The Korean Cultural Centre in London has been operating a book club ever since Korea was named as the the market focus at the London Book Fair back back in 2014.
Four years later and the book club is still going strong. It is a great way to get access to Korean translated literature and discuss the book with those who bear a similar interest in the culture. The book club takes place on the last Wednesday of every month and it is really easy to apply. (January and December at the months that the book club does not take place)
You apply at the beginning of each month by emailing the KCCUK at Info@Kccuk.Org.Uk in the hopes of being selected for that book. Names are picked at random to fill up 15 spaces. Once you get email confirmation, you are instructed to pick up a copy of the book, free of charge (yes completely free) at the KCCUK venue, located at 1-3 Strand, London WC2N 5BW. From the notification period, you usually have 3 weeks to complete the book before attending the discussion night. A couple of days prior to the evening, you receive a few questions that help fuel the discussion on the day.

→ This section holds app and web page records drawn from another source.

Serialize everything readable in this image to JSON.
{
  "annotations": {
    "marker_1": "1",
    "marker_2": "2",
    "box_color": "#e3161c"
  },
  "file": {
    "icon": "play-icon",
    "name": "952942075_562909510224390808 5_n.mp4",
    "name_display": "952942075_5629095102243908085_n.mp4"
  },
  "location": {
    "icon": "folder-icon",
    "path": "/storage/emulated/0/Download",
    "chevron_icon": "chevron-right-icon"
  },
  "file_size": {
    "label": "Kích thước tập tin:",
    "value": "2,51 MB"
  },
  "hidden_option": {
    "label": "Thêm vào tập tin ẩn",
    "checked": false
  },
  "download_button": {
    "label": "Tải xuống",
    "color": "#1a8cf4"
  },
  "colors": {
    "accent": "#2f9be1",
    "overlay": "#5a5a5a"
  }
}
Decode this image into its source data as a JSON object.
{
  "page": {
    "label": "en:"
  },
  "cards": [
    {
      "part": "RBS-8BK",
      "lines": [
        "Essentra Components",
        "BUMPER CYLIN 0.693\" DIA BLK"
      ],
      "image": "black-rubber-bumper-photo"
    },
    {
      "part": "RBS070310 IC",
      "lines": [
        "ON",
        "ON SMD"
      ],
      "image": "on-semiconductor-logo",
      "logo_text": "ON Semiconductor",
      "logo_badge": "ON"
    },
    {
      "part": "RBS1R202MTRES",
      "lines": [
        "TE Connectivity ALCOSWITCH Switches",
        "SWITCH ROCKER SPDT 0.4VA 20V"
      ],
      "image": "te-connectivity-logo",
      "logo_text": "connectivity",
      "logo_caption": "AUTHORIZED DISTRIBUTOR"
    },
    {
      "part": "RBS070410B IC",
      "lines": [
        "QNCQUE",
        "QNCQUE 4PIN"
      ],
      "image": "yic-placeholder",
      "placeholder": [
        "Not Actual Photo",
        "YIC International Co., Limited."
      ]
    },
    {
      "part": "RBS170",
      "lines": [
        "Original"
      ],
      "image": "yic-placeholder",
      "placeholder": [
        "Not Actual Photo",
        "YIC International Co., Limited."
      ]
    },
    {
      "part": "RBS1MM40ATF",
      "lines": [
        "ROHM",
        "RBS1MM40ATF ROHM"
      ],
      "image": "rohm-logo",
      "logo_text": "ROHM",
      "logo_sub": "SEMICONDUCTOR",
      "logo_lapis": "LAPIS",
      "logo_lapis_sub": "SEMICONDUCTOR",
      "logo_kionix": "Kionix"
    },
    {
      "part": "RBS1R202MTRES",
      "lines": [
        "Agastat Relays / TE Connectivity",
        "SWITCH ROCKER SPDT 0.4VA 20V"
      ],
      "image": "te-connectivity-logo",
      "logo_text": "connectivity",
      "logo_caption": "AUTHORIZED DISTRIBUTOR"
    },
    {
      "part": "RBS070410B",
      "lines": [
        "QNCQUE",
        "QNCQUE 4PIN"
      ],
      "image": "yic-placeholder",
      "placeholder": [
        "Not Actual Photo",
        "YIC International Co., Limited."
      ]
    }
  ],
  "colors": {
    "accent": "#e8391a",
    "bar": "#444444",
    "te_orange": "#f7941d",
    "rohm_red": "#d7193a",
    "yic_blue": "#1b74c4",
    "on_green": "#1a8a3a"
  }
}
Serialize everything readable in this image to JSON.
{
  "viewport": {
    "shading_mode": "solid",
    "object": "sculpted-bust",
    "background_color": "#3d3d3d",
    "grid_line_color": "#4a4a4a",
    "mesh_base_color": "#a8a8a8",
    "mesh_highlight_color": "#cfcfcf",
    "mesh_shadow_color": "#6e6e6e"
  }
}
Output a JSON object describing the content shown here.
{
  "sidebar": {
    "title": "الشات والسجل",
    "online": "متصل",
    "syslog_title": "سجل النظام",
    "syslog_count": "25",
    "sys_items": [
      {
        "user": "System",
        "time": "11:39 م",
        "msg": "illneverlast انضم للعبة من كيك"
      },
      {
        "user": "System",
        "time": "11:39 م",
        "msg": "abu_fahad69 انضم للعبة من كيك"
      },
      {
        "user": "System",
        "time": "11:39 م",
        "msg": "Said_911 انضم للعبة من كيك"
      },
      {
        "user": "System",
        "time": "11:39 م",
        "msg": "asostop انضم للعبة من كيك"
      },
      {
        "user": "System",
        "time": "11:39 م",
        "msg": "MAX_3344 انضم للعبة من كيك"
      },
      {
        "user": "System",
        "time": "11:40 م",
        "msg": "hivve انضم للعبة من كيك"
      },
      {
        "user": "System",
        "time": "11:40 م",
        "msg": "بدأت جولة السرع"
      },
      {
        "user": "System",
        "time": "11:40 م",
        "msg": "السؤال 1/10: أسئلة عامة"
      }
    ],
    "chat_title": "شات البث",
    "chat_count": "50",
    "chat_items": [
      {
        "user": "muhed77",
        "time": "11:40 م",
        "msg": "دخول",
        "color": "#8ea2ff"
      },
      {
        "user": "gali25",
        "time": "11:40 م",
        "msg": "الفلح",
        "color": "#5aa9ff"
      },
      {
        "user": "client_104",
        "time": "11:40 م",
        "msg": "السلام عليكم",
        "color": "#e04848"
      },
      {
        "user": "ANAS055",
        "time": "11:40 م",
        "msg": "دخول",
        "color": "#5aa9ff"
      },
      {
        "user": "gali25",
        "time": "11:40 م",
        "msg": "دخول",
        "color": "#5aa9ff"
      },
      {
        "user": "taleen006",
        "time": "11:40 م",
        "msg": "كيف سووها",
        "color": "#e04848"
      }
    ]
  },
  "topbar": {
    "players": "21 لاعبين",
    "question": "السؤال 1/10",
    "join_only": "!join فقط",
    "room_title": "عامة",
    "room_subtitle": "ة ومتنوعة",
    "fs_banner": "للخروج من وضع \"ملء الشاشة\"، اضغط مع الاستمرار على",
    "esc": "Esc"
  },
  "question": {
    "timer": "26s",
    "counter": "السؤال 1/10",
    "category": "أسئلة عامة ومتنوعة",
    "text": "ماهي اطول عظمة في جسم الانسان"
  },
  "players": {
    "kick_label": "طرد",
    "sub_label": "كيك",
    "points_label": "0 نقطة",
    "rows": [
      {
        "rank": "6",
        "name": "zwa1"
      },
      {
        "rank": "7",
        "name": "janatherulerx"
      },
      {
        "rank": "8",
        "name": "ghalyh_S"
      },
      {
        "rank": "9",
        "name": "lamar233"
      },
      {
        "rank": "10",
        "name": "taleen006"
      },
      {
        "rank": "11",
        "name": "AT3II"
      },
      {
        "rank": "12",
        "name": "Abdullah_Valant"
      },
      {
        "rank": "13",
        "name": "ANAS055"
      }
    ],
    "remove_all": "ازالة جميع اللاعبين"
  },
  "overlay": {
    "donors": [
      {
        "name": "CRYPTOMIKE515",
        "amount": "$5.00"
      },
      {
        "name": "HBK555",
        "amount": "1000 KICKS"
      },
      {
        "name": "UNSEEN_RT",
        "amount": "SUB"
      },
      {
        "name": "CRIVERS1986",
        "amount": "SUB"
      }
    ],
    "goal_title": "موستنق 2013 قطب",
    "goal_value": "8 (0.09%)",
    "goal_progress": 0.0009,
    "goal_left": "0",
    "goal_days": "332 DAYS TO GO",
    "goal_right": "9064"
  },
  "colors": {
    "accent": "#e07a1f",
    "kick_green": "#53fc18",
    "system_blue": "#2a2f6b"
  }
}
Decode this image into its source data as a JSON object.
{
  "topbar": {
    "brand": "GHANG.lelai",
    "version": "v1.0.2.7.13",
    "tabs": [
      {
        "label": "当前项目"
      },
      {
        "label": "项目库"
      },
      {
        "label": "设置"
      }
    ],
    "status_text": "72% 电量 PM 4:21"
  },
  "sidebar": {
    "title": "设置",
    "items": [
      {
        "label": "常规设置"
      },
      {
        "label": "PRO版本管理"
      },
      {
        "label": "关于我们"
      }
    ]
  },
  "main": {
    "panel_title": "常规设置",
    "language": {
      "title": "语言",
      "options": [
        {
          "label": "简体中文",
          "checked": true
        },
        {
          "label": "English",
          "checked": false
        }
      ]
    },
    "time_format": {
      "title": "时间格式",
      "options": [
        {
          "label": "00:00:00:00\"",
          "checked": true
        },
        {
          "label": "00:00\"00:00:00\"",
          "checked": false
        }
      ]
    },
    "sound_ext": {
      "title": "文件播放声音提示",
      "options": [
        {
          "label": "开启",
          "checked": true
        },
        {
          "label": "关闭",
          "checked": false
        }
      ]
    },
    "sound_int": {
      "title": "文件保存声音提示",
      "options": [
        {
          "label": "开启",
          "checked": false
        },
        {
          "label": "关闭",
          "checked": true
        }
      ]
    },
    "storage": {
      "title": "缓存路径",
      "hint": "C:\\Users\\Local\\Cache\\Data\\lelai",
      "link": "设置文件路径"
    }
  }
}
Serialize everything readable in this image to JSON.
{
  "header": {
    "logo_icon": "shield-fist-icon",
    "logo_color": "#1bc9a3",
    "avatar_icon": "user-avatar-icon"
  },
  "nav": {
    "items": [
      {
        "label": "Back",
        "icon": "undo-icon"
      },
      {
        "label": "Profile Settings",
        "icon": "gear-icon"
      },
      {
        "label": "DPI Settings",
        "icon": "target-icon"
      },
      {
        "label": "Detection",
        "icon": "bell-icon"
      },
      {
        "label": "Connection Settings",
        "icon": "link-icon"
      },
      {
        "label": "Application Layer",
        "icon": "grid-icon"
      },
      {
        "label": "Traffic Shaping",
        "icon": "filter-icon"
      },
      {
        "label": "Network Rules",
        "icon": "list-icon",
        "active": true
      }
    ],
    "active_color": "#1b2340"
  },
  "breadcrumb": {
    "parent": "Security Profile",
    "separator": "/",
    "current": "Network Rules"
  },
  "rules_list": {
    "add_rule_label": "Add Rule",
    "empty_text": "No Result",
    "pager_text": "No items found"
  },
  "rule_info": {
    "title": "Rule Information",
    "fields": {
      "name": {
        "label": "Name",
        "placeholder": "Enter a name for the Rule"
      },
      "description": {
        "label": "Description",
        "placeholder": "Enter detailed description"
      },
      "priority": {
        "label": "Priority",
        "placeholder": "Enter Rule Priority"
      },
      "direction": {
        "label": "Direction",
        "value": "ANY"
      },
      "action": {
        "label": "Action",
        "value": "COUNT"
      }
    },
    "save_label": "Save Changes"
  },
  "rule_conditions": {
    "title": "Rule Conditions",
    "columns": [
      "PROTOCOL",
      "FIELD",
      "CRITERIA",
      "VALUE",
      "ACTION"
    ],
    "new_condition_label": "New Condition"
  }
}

At the start you are greeted by Eunji, who is in charge of the book club and there is a generous helping of snacks and drinks to aid the discussions. A moderator is appointed to ensure the discussions keep flowing around the book.
To date the participants at the KCCUK, have discussed 32 translated books touching on a wide variety of genres. This year the literature nights are joining forces with the movie nights where they look at discussing books on films. The participants for April have been selected and this month, they will jonied by the author himself Ahn Jung-Hyo and the book will be Silver Stallion. This will differ slightly from the movie to ensure the that author has more of a range to discuss his works.
Below is a list of all the titles from 2014 – 17 that book club has discussed, with a list of authors and those who have translated alongside. As well as meeting fellow like mind individuals, the group is moderated by those with an authority on Korean literature. They have either studied the subject at MA level or are a translator themselves ( Deborah Smith & Daniel Hahn are amongst those who have moderated for the KCC along with Han EJ Karmy, who was the one who started the idea for these evenings) I have found having a passion and keen interest in Korean literature does help. I have on occasion done the odd bit of moderating here and there. It is interesting to see the questions that other like minded readers might be asking.
The best way to keep in touch with the latest upcoming book is to get yourself on the mailing list of KCCUK or visit their website at the beginning of each month.